**BRIEF:** Repeat each line of the data below exactly, but skip the pictures.
··· RECORDS TO USE ···
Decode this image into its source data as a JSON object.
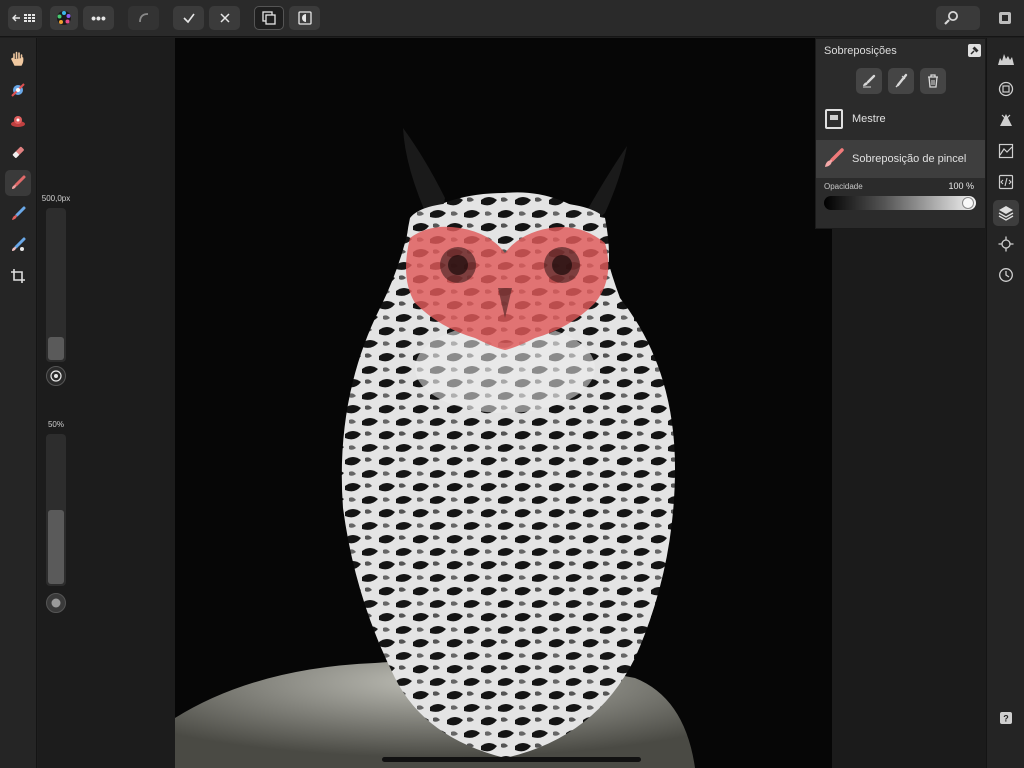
{
  "toolbar": {
    "back_icon": "back-arrow-grid-icon",
    "persona_icon": "photo-persona-icon",
    "more_label": "•••",
    "commit_icon": "checkmark-icon",
    "cancel_icon": "close-icon"
  },
  "left_tools": [
    {
      "name": "hand-tool",
      "icon": "hand-icon"
    },
    {
      "name": "overlay-gradient-tool",
      "icon": "gradient-overlay-icon"
    },
    {
      "name": "overlay-radial-tool",
      "icon": "radial-overlay-icon"
    },
    {
      "name": "overlay-erase-tool",
      "icon": "eraser-icon"
    },
    {
      "name": "overlay-paint-tool",
      "icon": "paint-brush-icon",
      "active": true
    },
    {
      "name": "overlay-erase-brush-tool",
      "icon": "erase-brush-icon"
    },
    {
      "name": "overlay-clone-tool",
      "icon": "clone-brush-icon"
    },
    {
      "name": "crop-tool",
      "icon": "crop-icon"
    }
  ],
  "context": {
    "brush_size_label": "500,0px",
    "brush_size_level": 0.15,
    "hardness_label": "50%",
    "hardness_level": 0.5
  },
  "overlays_panel": {
    "title": "Sobreposições",
    "items": [
      {
        "label": "Mestre",
        "icon": "master-layer-icon"
      },
      {
        "label": "Sobreposição de pincel",
        "icon": "brush-overlay-icon",
        "selected": true
      }
    ],
    "opacity_label": "Opacidade",
    "opacity_value": "100 %",
    "opacity_level": 1.0
  },
  "right_tools": [
    {
      "name": "histogram-studio",
      "icon": "histogram-icon"
    },
    {
      "name": "navigator-studio",
      "icon": "navigator-icon"
    },
    {
      "name": "info-studio",
      "icon": "info-icon"
    },
    {
      "name": "scope-studio",
      "icon": "scope-icon"
    },
    {
      "name": "presets-studio",
      "icon": "presets-icon"
    },
    {
      "name": "overlays-studio",
      "icon": "layers-icon",
      "active": true
    },
    {
      "name": "transform-studio",
      "icon": "transform-icon"
    },
    {
      "name": "history-studio",
      "icon": "history-icon"
    },
    {
      "name": "help-button",
      "icon": "help-icon"
    }
  ],
  "colors": {
    "accent_red": "#e05a5a",
    "panel_bg": "#2b2b2b",
    "toolbar_bg": "#2a2a2a"
  }
}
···
**TASK ANSWER:**
Decode this image into its source data as a JSON object.
{
  "toolbar": {
    "back_icon": "back-arrow-grid-icon",
    "persona_icon": "photo-persona-icon",
    "more_label": "•••",
    "commit_icon": "checkmark-icon",
    "cancel_icon": "close-icon"
  },
  "left_tools": [
    {
      "name": "hand-tool",
      "icon": "hand-icon"
    },
    {
      "name": "overlay-gradient-tool",
      "icon": "gradient-overlay-icon"
    },
    {
      "name": "overlay-radial-tool",
      "icon": "radial-overlay-icon"
    },
    {
      "name": "overlay-erase-tool",
      "icon": "eraser-icon"
    },
    {
      "name": "overlay-paint-tool",
      "icon": "paint-brush-icon",
      "active": true
    },
    {
      "name": "overlay-erase-brush-tool",
      "icon": "erase-brush-icon"
    },
    {
      "name": "overlay-clone-tool",
      "icon": "clone-brush-icon"
    },
    {
      "name": "crop-tool",
      "icon": "crop-icon"
    }
  ],
  "context": {
    "brush_size_label": "500,0px",
    "brush_size_level": 0.15,
    "hardness_label": "50%",
    "hardness_level": 0.5
  },
  "overlays_panel": {
    "title": "Sobreposições",
    "items": [
      {
        "label": "Mestre",
        "icon": "master-layer-icon"
      },
      {
        "label": "Sobreposição de pincel",
        "icon": "brush-overlay-icon",
        "selected": true
      }
    ],
    "opacity_label": "Opacidade",
    "opacity_value": "100 %",
    "opacity_level": 1.0
  },
  "right_tools": [
    {
      "name": "histogram-studio",
      "icon": "histogram-icon"
    },
    {
      "name": "navigator-studio",
      "icon": "navigator-icon"
    },
    {
      "name": "info-studio",
      "icon": "info-icon"
    },
    {
      "name": "scope-studio",
      "icon": "scope-icon"
    },
    {
      "name": "presets-studio",
      "icon": "presets-icon"
    },
    {
      "name": "overlays-studio",
      "icon": "layers-icon",
      "active": true
    },
    {
      "name": "transform-studio",
      "icon": "transform-icon"
    },
    {
      "name": "history-studio",
      "icon": "history-icon"
    },
    {
      "name": "help-button",
      "icon": "help-icon"
    }
  ],
  "colors": {
    "accent_red": "#e05a5a",
    "panel_bg": "#2b2b2b",
    "toolbar_bg": "#2a2a2a"
  }
}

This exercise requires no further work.